At last, audiences can discover the secrets of Scientology without being zapped by the fabled electropsychometer, writes Dan Glaister
It is the show that has everything: music, dancing, children, celebrities. Hey, it even has threatening phone calls and the hint of divine retribution.
A Very Merry Unauthorized Children’s Scientology Pageant opened in Los Angeles last week after a successful run in New York at the end of last year.
The play is pretty much what the title implies: an unauthorised pageant performed by – but not necessarily for – children that tells the story of the life of Church of Scientology founder and main man L Ron Hubbard. And before you ask, the L, we learn, stands for Lafayette.
The venerable New York Times critic Ben Brantley lent the production the sheen of respectability when he opined that the show was the “gutsiest gimmick in New York theatre for 2003” that “provides a cult-hit blueprint for a young generation that prefers its irony delivered with not a wink but a blank stare”. That man should be in advertising.
He was not alone. The arch New York Observer called it “hilarious”, Time Out New York found it “wonderfully weird”, while the Village Voice went all intellectual and said that it promised to do for Hubbard what Brecht had done for Hitler in The Resistible Rise of Arturo Ui.

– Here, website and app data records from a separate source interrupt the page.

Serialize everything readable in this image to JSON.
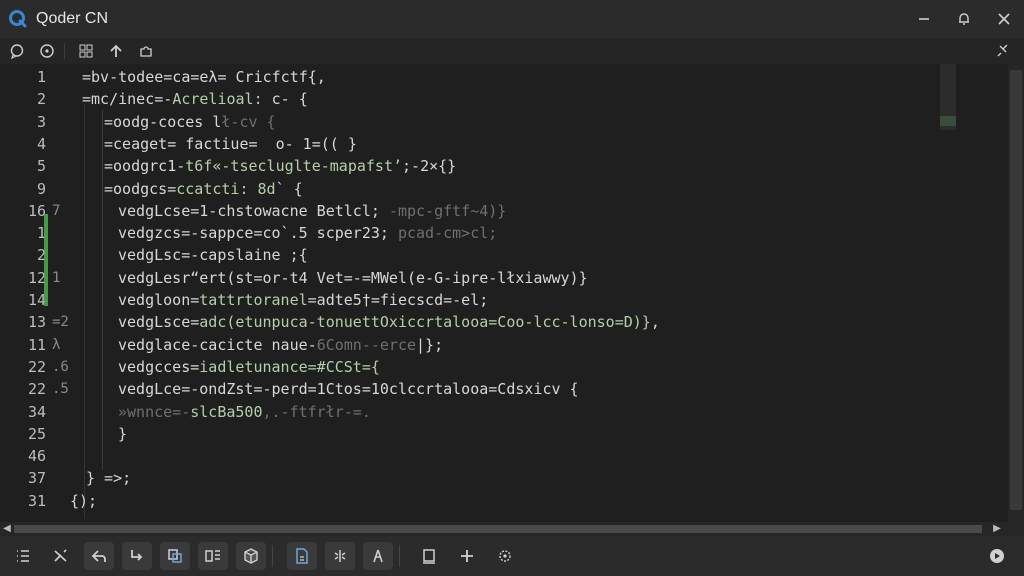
{
  "window": {
    "title": "Qoder CN",
    "accent": "#3a86d6"
  },
  "editor": {
    "gutter_primary": [
      "1",
      "2",
      "3",
      "4",
      "5",
      "9",
      "16",
      "1",
      "2",
      "12",
      "14",
      "13",
      "11",
      "22",
      "22",
      "34",
      "25",
      "46",
      "37",
      "31"
    ],
    "gutter_secondary": [
      "",
      "",
      "",
      "",
      "",
      "",
      "7",
      "",
      "",
      "1",
      "",
      "=2",
      "λ",
      ".6",
      ".5",
      "",
      "",
      "",
      "",
      ""
    ],
    "lines": [
      {
        "indent": "",
        "parts": [
          {
            "t": "=bv-todee=ca=eλ= ",
            "c": "kw"
          },
          {
            "t": "Cricfctf{,",
            "c": "kw"
          }
        ]
      },
      {
        "indent": "",
        "parts": [
          {
            "t": "=mc/inec=-",
            "c": "kw"
          },
          {
            "t": "Acrelioal:",
            "c": "grn"
          },
          {
            "t": " c- {",
            "c": "kw"
          }
        ]
      },
      {
        "indent": "  ",
        "parts": [
          {
            "t": "=oodg-coces l",
            "c": "kw"
          },
          {
            "t": "ł-cv {",
            "c": "dim"
          }
        ]
      },
      {
        "indent": "  ",
        "parts": [
          {
            "t": "=ceaget= factiue=  o- 1=(( }",
            "c": "kw"
          }
        ]
      },
      {
        "indent": "  ",
        "parts": [
          {
            "t": "=oodgrc1-",
            "c": "kw"
          },
          {
            "t": "t6f«-tsecluglte-mapafst’",
            "c": "grn"
          },
          {
            "t": ";-2×{}",
            "c": "kw"
          }
        ]
      },
      {
        "indent": "  ",
        "parts": [
          {
            "t": "=oodgcs=",
            "c": "kw"
          },
          {
            "t": "ccatcti: 8d",
            "c": "grn"
          },
          {
            "t": "` {",
            "c": "kw"
          }
        ]
      },
      {
        "indent": "   ",
        "parts": [
          {
            "t": "vedgLcse=1-chstowacne Betlcl; ",
            "c": "kw"
          },
          {
            "t": "-mpc-gftf~4)}",
            "c": "dim"
          }
        ]
      },
      {
        "indent": "   ",
        "parts": [
          {
            "t": "vedgzcs=-sappce=co`.5 scper23; ",
            "c": "kw"
          },
          {
            "t": "pcad-cm>cl;",
            "c": "dim"
          }
        ]
      },
      {
        "indent": "   ",
        "parts": [
          {
            "t": "vedgLsc=-capslaine ",
            ":c": "kw",
            "c": "kw"
          },
          {
            "t": ";{",
            "c": "kw"
          }
        ]
      },
      {
        "indent": "   ",
        "parts": [
          {
            "t": "vedgLesr“ert(st=or-t4 Vet=-=MWel(e-G-ipre-lłxiawwy)}",
            "c": "kw"
          }
        ]
      },
      {
        "indent": "   ",
        "parts": [
          {
            "t": "vedgloon=",
            "c": "kw"
          },
          {
            "t": "tattrtoranel",
            "c": "grn"
          },
          {
            "t": "=adte5†=fiecscd=-el;",
            "c": "kw"
          }
        ]
      },
      {
        "indent": "   ",
        "parts": [
          {
            "t": "vedgLsce=",
            "c": "kw"
          },
          {
            "t": "adc(etunpuca-tonuettOxiccrtalooa=Coo-lcc-lonso=D)}",
            "c": "grn"
          },
          {
            "t": ",",
            "c": "kw"
          }
        ]
      },
      {
        "indent": "   ",
        "parts": [
          {
            "t": "vedglace-cacicte naue-",
            "c": "kw"
          },
          {
            "t": "6Comn--erce",
            "c": "dim"
          },
          {
            "t": "|};",
            "c": "kw"
          }
        ]
      },
      {
        "indent": "   ",
        "parts": [
          {
            "t": "vedgcces=",
            "c": "kw"
          },
          {
            "t": "iadletunance=#CCSt={",
            "c": "grn"
          }
        ]
      },
      {
        "indent": "   ",
        "parts": [
          {
            "t": "vedgLce=-ondZst=-perd=1Ctos=10clccrtalooa=Cdsxicv {",
            "c": "kw"
          }
        ]
      },
      {
        "indent": "   ",
        "parts": [
          {
            "t": "»wnnce=-",
            "c": "dim"
          },
          {
            "t": "slcBa500",
            "c": "grn"
          },
          {
            "t": ",.-ftfrłr-=.",
            "c": "dim"
          }
        ]
      },
      {
        "indent": "   ",
        "parts": [
          {
            "t": "}",
            "c": "kw"
          }
        ]
      },
      {
        "indent": "",
        "parts": [
          {
            "t": "",
            "c": "kw"
          }
        ]
      },
      {
        "indent": " ",
        "parts": [
          {
            "t": "} =>;",
            "c": "kw"
          }
        ]
      },
      {
        "indent": "",
        "parts": [
          {
            "t": "{);",
            "c": "kw"
          }
        ]
      }
    ]
  },
  "icons": {
    "title": [
      "bell-icon",
      "close-icon",
      "minimize-icon"
    ],
    "toolbar": [
      "comment-icon",
      "record-icon",
      "grid-icon",
      "upload-icon",
      "extension-icon",
      "pin-icon"
    ],
    "bottom": [
      "list-icon",
      "scissors-icon",
      "back-icon",
      "redo-icon",
      "copy-icon",
      "compare-icon",
      "cube-icon",
      "document-icon",
      "bug-icon",
      "person-icon",
      "square-icon",
      "plus-icon",
      "settings-icon",
      "circle-play-icon"
    ]
  }
}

With all this and a Village Voice OBIE (off-Broadway) award under its belt, the show packed up and headed for what Andrew Barrett-Weiss, the artistic director of the tiny Powerhouse theatre in Santa Monica, calls “Scientology’s Jerusalem”: Los Angeles.
But the show hit something of a glitch when it arrived in Los Angeles. While New York officials of the Church of Scientology took a decidedly liberal view of the production in public – it’s such a little, insignificant thing in the cosmic scheme of things, they declared, that we’re just going to ignore it – behind the scenes it made it clear that it was less than happy with the production. Church officials visited rehearsals; they helpfully produced documentation of court cases where the Church of Scientology had successfully prosecuted those seeking to disparage the Church’s methods. “It was terrifically wonderful and intimidating,” notes the show’s creator and director Alex Timbers.
A similar formula has prevailed in LA: don’t give the production the oxygen of publicity. But behind the scenes the wheels of organised religion were spinning. As soon as the Church got wind of an LA Times piece on the production, several editors on the paper received calls from the guardians of L Ron’s flame urging them to pull the article. Nothing unusual about that, as any entertainment PR will tell you. But things took a more sinister turn when the phone calls started.
“The parents of one of the kids in the cast were called by members of the entertainment industry that were Scientologists,” says Timbers. “They were told that if they were to continue with the show that it might be bad for their future career.”
The parents, troupers to the last, stood up for the universal values of showbusiness. “They said, ‘We read the script, and we don’t think it is mean-spirited’,” says Timbers. “‘We understand your concerns, but we don’t share your concerns.'”
In a single-industry town where leading lights such as Tom Cruise, John Travolta and Kirstie Alley are members of the Church, these things can cause an impressionable nine-year-old to pause. That particular holy trinity of Hollywood are all depicted in the production, paying testimony to the role that Dianetics has played in their success. (The Tom Cruise character merely says, “I’m Tom Cruise”, but you know what he’s getting at.)
Regardless, the show went ahead, and so Los Angeles audiences have a chance to discover the secrets of Scientology without being zapped by the fabled electropsychometer. They also have a chance to witness a wide-eyed, straight-faced, scrappy and touching telling of the story of L Ron set to a cheesy electro-pop score. See the great man, clad in a white Plyphonic Spree-style gown, wander from inquisitive soul to wounded war veteran to writer of pulp science fiction to leader of world religion. Sort of. Actually, the chorus, in the form of Angelic Girl, played by Katherine Ellis, puts it better. She recites the litany “teacher, author, explorer, atomic physicist, nautical engineer, choreographer and horticulturist”, each time L Ron’s name is mentioned at the beginning of the 50-minute play.
And the production dodges the intellectual property rights problem inherent in its script by acknowledging at the outset that Scientology, L Ron Hubbard and Dianetics are all registered trademarks of the Church of Scientology. On the advice of lawyers, the word “unauthorised” was added to the title.
It may be unauthorised, but a little inside knowledge goes a long way. The flavour of the show – and perhaps the religion – is spelled out in the opening number: “The snow is falling/All the flowers are dead/But don’t give up yet/It’s all inside your head.” All together now.